* EXERCISE: Nothing but the lines from the one containing "Decode this image" to the end of the records below should be output, each exactly as written.

RECORDS SHOWN below:

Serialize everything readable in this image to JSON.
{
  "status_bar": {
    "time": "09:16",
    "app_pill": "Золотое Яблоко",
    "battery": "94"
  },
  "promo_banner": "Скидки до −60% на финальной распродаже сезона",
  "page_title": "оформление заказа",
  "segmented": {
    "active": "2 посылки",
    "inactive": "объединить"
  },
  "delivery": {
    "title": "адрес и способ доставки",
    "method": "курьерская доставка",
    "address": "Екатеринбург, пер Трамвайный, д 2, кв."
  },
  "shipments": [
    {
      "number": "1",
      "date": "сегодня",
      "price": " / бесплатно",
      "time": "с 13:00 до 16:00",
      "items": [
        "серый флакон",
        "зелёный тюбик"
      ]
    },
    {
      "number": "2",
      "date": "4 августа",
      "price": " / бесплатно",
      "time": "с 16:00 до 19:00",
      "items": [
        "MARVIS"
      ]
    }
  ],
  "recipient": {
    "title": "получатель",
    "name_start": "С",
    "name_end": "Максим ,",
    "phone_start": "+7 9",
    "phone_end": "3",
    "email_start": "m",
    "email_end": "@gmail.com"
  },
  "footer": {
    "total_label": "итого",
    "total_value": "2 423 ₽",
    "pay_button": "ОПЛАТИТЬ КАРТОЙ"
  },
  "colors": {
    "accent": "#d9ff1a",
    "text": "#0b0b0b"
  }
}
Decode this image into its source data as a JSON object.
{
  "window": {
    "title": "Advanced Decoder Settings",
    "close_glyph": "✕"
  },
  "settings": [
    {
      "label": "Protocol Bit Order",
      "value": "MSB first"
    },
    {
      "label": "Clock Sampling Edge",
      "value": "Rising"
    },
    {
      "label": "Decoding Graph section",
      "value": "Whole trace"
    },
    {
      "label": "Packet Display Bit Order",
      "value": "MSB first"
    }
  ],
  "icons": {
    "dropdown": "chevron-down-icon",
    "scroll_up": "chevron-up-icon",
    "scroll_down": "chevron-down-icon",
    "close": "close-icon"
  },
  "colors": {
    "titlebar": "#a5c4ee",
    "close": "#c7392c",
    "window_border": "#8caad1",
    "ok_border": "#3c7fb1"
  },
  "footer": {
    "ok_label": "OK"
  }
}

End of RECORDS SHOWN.

* RESULT OF THE EXERCISE:
Decode this image into its source data as a JSON object.
{
  "window": {
    "title": "Advanced Decoder Settings",
    "close_glyph": "✕"
  },
  "settings": [
    {
      "label": "Protocol Bit Order",
      "value": "MSB first"
    },
    {
      "label": "Clock Sampling Edge",
      "value": "Rising"
    },
    {
      "label": "Decoding Graph section",
      "value": "Whole trace"
    },
    {
      "label": "Packet Display Bit Order",
      "value": "MSB first"
    }
  ],
  "icons": {
    "dropdown": "chevron-down-icon",
    "scroll_up": "chevron-up-icon",
    "scroll_down": "chevron-down-icon",
    "close": "close-icon"
  },
  "colors": {
    "titlebar": "#a5c4ee",
    "close": "#c7392c",
    "window_border": "#8caad1",
    "ok_border": "#3c7fb1"
  },
  "footer": {
    "ok_label": "OK"
  }
}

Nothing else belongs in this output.